What do you cook when you are cooking for one?
- Megiac Oct 19, 2007 02:41 PM
For me, much of the joy of cooking is sitting down and sharing the meal with friends or someone you love. Thus, while we cook from scratch on weeknights and usually have a more elaborate meal on Sunday evening, when my husband goes out of town and leaves me alone, I resort to convenience food-- Kraft macaroni and cheese, Stouffer's french bread pizza, etc. I have a hard time getting the initiative up to truly cook for myself.
I'd like to change this. So, what do you all prepare when cooking for one?
I am incapable of cooking for one without resorting to convenience food, like yourself.
My SO is out of town for the weekend and I'm cooking dinner right now; soft corn tortillas with spiced black beans, homemade tomato salsa, avocado, feta and sriracha (comfort food, admittedly). There will be enough for lunches until Sunday ;)
And many others if you do a search on Amazon or elsewhere.
I also do things like a roasted chicken breast (bone in, skin on) on a cut up potato (fits in the toaster oven if you have one) and a steamed vegetable...takes about 5 minutes to get it into the oven and about 30 minutes to cook. Another favorite option is do it yourself convenience foods. My wife and I are both fans of mac and cheese which we put into large ramekins or oven safe dishes and freeze as individual servings. Works with lasagna, too. For both, I put them in a cold oven, and they take about an hour to defrost and heat through. Add some bread (we cut up baguettes and freeze them in pieces so we can easily grab a couple of pieces) and some salad and it works well.
Another trick I use is to help with portioning. I'll use ramen noodles or a pack of fresh udon noodles which are usually about right for one dinner (at least for me) and toss the seasoning packet.

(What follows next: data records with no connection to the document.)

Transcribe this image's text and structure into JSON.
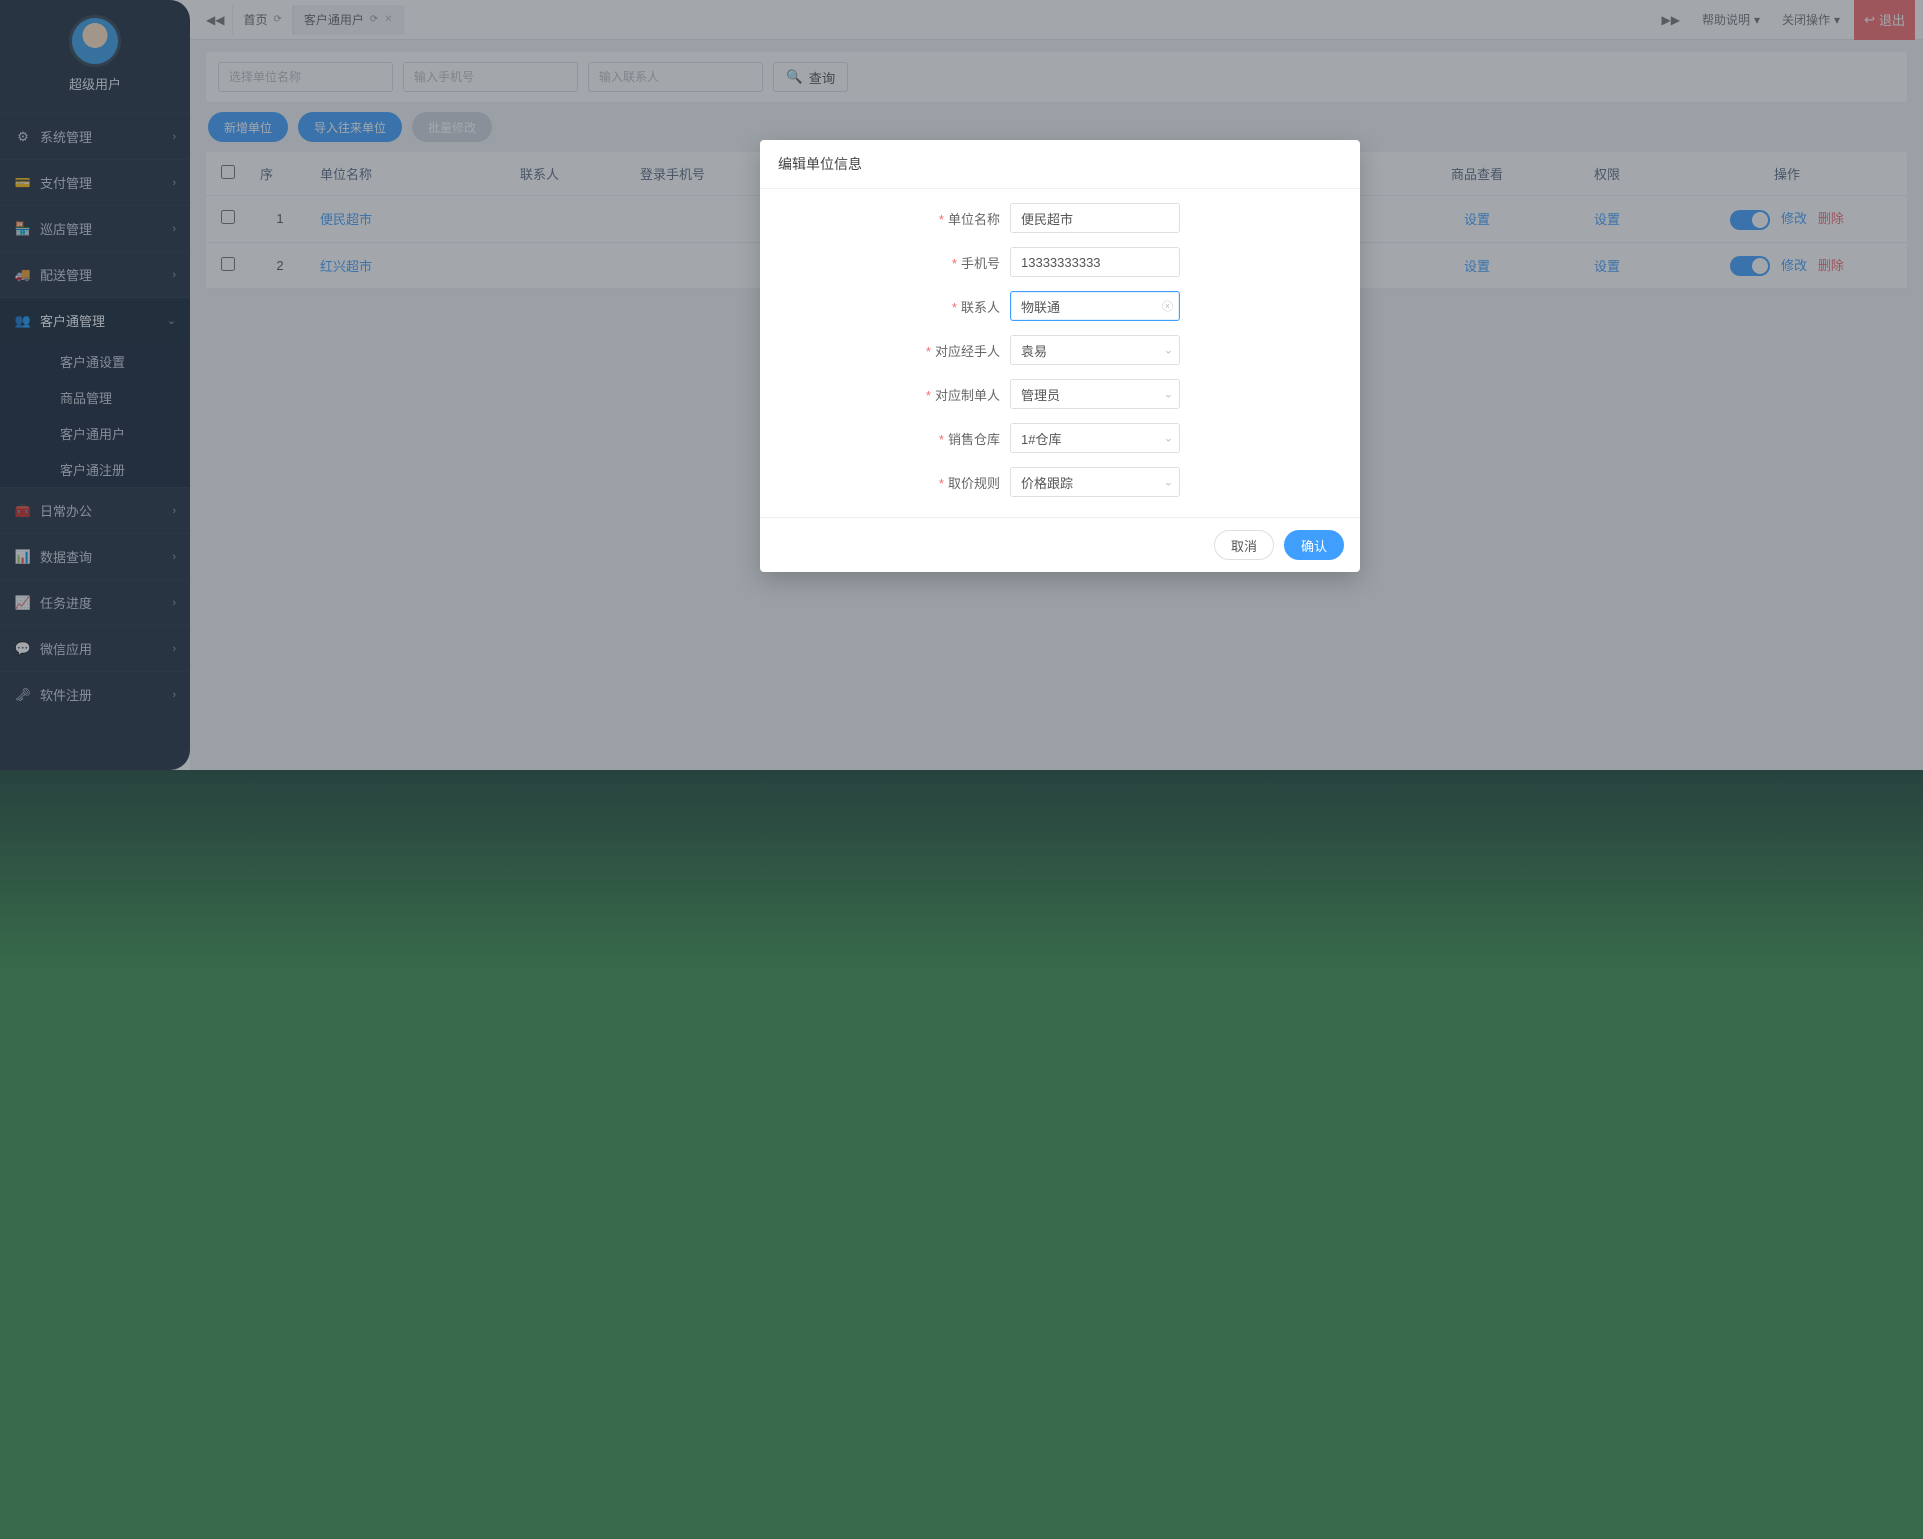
{
  "user": {
    "name": "超级用户"
  },
  "topbar": {
    "home_tab": "首页",
    "active_tab": "客户通用户",
    "help": "帮助说明",
    "close_ops": "关闭操作",
    "exit": "退出"
  },
  "sidebar": {
    "items": [
      {
        "icon": "⚙",
        "label": "系统管理",
        "caret": "›"
      },
      {
        "icon": "💳",
        "label": "支付管理",
        "caret": "›"
      },
      {
        "icon": "🏪",
        "label": "巡店管理",
        "caret": "›"
      },
      {
        "icon": "🚚",
        "label": "配送管理",
        "caret": "›"
      },
      {
        "icon": "👥",
        "label": "客户通管理",
        "caret": "⌄",
        "active": true
      }
    ],
    "sub": [
      {
        "label": "客户通设置"
      },
      {
        "label": "商品管理"
      },
      {
        "label": "客户通用户"
      },
      {
        "label": "客户通注册"
      }
    ],
    "items2": [
      {
        "icon": "🧰",
        "label": "日常办公",
        "caret": "›"
      },
      {
        "icon": "📊",
        "label": "数据查询",
        "caret": "›"
      },
      {
        "icon": "📈",
        "label": "任务进度",
        "caret": "›"
      },
      {
        "icon": "💬",
        "label": "微信应用",
        "caret": "›"
      },
      {
        "icon": "🗝",
        "label": "软件注册",
        "caret": "›"
      }
    ]
  },
  "filters": {
    "unit_ph": "选择单位名称",
    "phone_ph": "输入手机号",
    "contact_ph": "输入联系人",
    "query": "查询"
  },
  "toolbar": {
    "new_unit": "新增单位",
    "import": "导入往来单位",
    "batch_edit": "批量修改"
  },
  "table": {
    "headers": {
      "idx": "序",
      "name": "单位名称",
      "contact": "联系人",
      "phone": "登录手机号",
      "goods": "商品查看",
      "perm": "权限",
      "ops": "操作"
    },
    "links": {
      "set": "设置",
      "edit": "修改",
      "del": "删除"
    },
    "rows": [
      {
        "idx": "1",
        "name": "便民超市"
      },
      {
        "idx": "2",
        "name": "红兴超市"
      }
    ]
  },
  "modal": {
    "title": "编辑单位信息",
    "labels": {
      "unit": "单位名称",
      "phone": "手机号",
      "contact": "联系人",
      "handler": "对应经手人",
      "maker": "对应制单人",
      "warehouse": "销售仓库",
      "rule": "取价规则"
    },
    "values": {
      "unit": "便民超市",
      "phone": "13333333333",
      "contact": "物联通",
      "handler": "袁易",
      "maker": "管理员",
      "warehouse": "1#仓库",
      "rule": "价格跟踪"
    },
    "cancel": "取消",
    "confirm": "确认"
  }
}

With the ramen, I'll put them on to boil and then slice a chicken breast or thigh or a boneless pork chop or small steak, saute it on high and season it however you like...often some hoisin and chili sauce or one of the black bean sauces available that isn't loaded with nasty stuff, then toss in some snap peas or spinach or asparagus...add the cooked or fresh noodles and warm it all through.
For me, it's about getting the portions right, so having something pre-portioned or having it obvious what to use (the one chicken breast/one potato thing) makes it a lot easier.
You can do soups or stews and freeze into single servings.
Another thing is to cook enough of whatever you make the last day your husband is around to carry through for leftovers. Maybe stew, chili, turkey breast, oven-stuffer sized chicken (w/ or w/o stuffing), meatloaf, london broil. Leftover beef, chicken and/or turkey can be mixed with wokked or sauteed veggies, for a one-pan dinner. Some markets have cut up assorted fresh veggies in a package in the produce section, so all you have to do is stir-fry the veggies and add the leftover cooked meat before the end and you don't have a bunch of assorted half-cut veggies floating around your fridge.
If you have frozen shrimp in your freezer, just make some pasta and add garlic, oil, chopped sauteed (or left over) veggies and toss through, then add the shrimp. You could do the same with leftover rice from the Chinese takeout place, also. Quick and easy.
I stop at the market on the way home and buy either a nice steak (boneless ribeye or New York strip) and some mushrooms, or some loin pork chops, or some rib lamb chops. I bring them home and grill them (and, if it's the steak, slice the mushrooms and saute them in butter). If it's heirloom tomato time at the farmers' market, I cut up a tomato and put a splat of home-made mayo on top. Then I sit in front of the TV and eat it alllllll up, with an India Pale Ale in a stein I keep in the freezer.
Grilled cheese sandwiches, pasta sorrentino, take out (I am TERRIBLE about this) - the take out predominates. My husband travels a lot too. I had the best intentions of making learning to make omelettes for JC month, while he was gone, but I still haven't even seasoned the pan.